Present Position: Chair of Computer Science, Rensselaer Polytechnic Institute., Troy, NY
Degrees: B.S. Physics, Ursinus College; B.S. Engineering Science and Mechanics, Georgia Tech; Ph.D. Systems Engineering, University of Pennsylvania
How do you describe your work at cocktail parties? We are developing software that adds contact information to a robot's brain, allowing them to work in a human environment. We are working to make robots understand a situation and then independently solve the problem.
Are you working with sensors? Sensors are incorporated in the theory, but implementation will take some time.
What implications will this technology have for design engineers? The software will help design engineers "think" by allowing them to analyze design options—whether for new robots or hard automation devices—they could not consider by current methods.

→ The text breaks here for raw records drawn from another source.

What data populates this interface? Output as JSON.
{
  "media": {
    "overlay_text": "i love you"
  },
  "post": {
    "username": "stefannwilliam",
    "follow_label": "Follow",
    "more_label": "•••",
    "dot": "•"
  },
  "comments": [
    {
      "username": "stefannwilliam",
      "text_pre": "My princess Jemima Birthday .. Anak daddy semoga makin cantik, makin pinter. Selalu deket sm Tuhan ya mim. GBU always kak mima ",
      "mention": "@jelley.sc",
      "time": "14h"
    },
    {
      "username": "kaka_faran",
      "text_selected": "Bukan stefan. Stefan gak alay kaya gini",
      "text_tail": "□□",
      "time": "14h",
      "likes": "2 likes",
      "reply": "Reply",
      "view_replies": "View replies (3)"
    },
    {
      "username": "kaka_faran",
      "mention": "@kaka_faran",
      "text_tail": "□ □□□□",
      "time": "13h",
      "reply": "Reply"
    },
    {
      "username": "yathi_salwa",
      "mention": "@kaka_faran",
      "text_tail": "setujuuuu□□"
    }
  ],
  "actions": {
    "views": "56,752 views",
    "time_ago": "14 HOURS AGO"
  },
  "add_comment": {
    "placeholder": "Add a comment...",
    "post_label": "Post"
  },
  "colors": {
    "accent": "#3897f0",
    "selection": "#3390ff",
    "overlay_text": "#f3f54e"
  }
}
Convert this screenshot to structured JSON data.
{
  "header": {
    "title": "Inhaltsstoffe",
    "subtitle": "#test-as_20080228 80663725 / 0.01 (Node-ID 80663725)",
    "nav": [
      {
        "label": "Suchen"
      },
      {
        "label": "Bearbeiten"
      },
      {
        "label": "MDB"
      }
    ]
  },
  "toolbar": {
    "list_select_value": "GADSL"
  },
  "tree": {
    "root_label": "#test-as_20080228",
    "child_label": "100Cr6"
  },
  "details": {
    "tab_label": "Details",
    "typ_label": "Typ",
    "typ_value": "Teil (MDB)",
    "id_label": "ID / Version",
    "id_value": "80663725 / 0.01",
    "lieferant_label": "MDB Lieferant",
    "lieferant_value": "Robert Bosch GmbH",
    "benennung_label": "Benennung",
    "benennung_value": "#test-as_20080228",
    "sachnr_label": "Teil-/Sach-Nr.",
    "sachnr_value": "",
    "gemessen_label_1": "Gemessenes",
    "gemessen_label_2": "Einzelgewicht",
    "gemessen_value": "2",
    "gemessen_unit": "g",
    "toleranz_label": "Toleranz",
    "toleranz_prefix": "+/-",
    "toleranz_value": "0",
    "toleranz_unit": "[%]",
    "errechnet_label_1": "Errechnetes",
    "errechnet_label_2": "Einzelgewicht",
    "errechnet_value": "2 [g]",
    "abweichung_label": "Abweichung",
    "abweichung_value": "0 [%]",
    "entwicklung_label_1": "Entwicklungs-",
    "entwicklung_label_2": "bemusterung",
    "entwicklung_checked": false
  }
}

What about everyone else? With this technology robots become productive members of society, using their abilities to go to places that humans cannot: space, burning buildings, ground zero. Robots would understand the structure of rubble piles, comprehending what to move to uncover victims, and what to leave in place to avoid collapsing structures. Robots could also help the elderly live more independently, and assist in medical rehabilitation.
What are the target applications? Any job that requires dexterity as well as any system that would benefit by functioning without intermittent contact, such as parts feeders. They could also keep assembly lines running smoothly.
How are you going to commercialize it? We expect the problem-solving capabilities to hit the markets in three to five years. I may eventually build a parts feeder based on our design techniques, but it depends on how the research goes.
What tasks would you assign your personal, problem-solving robot? Dishes.
To access details on Trinkle's research, go to http://rbi.ims.ca/3854-531. Contact Trinkle at email@example.com.